== RECORDS PROVIDED ==
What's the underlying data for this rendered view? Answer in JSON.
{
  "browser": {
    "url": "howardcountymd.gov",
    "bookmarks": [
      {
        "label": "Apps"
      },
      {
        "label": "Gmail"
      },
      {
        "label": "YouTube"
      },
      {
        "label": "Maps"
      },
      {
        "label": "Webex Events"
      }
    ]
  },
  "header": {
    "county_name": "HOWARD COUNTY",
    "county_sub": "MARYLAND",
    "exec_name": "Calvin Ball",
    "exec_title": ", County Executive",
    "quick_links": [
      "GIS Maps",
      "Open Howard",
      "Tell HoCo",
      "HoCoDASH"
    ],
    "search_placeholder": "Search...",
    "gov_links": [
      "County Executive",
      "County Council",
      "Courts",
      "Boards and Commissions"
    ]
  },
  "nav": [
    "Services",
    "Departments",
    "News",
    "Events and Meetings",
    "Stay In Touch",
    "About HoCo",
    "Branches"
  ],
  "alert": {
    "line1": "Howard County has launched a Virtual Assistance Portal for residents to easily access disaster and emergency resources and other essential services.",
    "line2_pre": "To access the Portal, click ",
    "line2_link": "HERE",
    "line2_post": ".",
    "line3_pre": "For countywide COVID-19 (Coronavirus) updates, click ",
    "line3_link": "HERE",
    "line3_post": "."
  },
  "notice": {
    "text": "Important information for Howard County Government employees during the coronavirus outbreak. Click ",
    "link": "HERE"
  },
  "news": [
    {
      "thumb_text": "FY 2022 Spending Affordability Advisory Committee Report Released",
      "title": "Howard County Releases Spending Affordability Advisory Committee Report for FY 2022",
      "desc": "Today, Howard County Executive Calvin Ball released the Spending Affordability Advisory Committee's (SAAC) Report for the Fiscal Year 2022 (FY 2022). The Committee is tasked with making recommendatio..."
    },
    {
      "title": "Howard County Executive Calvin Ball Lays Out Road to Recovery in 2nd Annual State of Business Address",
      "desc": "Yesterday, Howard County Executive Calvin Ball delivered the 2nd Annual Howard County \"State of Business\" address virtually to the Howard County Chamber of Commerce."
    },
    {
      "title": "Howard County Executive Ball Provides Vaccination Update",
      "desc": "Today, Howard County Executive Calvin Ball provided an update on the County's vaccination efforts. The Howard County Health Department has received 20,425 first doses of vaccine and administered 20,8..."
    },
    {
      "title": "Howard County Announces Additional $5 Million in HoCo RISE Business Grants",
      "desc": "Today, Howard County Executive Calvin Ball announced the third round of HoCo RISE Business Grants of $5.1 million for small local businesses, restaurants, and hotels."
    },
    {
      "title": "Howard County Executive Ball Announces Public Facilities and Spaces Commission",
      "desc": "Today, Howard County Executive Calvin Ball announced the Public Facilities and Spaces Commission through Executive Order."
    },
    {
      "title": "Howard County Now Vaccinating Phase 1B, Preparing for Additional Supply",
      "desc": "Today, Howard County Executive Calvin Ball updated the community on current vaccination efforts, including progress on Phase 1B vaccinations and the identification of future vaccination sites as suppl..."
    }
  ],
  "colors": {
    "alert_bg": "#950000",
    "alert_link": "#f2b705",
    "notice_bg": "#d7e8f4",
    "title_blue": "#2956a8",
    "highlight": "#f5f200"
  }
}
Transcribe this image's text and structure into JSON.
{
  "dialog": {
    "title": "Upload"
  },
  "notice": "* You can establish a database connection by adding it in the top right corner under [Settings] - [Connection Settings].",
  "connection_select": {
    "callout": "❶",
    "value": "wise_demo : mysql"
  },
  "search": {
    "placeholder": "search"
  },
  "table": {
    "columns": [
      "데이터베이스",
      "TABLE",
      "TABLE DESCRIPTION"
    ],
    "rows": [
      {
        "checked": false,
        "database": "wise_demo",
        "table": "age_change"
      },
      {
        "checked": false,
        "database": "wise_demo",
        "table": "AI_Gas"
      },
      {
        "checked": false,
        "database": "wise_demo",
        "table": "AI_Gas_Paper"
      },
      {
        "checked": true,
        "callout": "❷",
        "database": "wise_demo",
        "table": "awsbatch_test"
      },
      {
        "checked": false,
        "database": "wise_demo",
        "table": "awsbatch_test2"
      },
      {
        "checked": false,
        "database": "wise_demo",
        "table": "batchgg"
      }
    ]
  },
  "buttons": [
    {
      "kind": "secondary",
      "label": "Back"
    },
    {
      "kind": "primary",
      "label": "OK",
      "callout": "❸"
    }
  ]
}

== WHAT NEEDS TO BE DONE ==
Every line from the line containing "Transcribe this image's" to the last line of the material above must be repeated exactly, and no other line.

== FINISHED TASK ==
Transcribe this image's text and structure into JSON.
{
  "dialog": {
    "title": "Upload"
  },
  "notice": "* You can establish a database connection by adding it in the top right corner under [Settings] - [Connection Settings].",
  "connection_select": {
    "callout": "❶",
    "value": "wise_demo : mysql"
  },
  "search": {
    "placeholder": "search"
  },
  "table": {
    "columns": [
      "데이터베이스",
      "TABLE",
      "TABLE DESCRIPTION"
    ],
    "rows": [
      {
        "checked": false,
        "database": "wise_demo",
        "table": "age_change"
      },
      {
        "checked": false,
        "database": "wise_demo",
        "table": "AI_Gas"
      },
      {
        "checked": false,
        "database": "wise_demo",
        "table": "AI_Gas_Paper"
      },
      {
        "checked": true,
        "callout": "❷",
        "database": "wise_demo",
        "table": "awsbatch_test"
      },
      {
        "checked": false,
        "database": "wise_demo",
        "table": "awsbatch_test2"
      },
      {
        "checked": false,
        "database": "wise_demo",
        "table": "batchgg"
      }
    ]
  },
  "buttons": [
    {
      "kind": "secondary",
      "label": "Back"
    },
    {
      "kind": "primary",
      "label": "OK",
      "callout": "❸"
    }
  ]
}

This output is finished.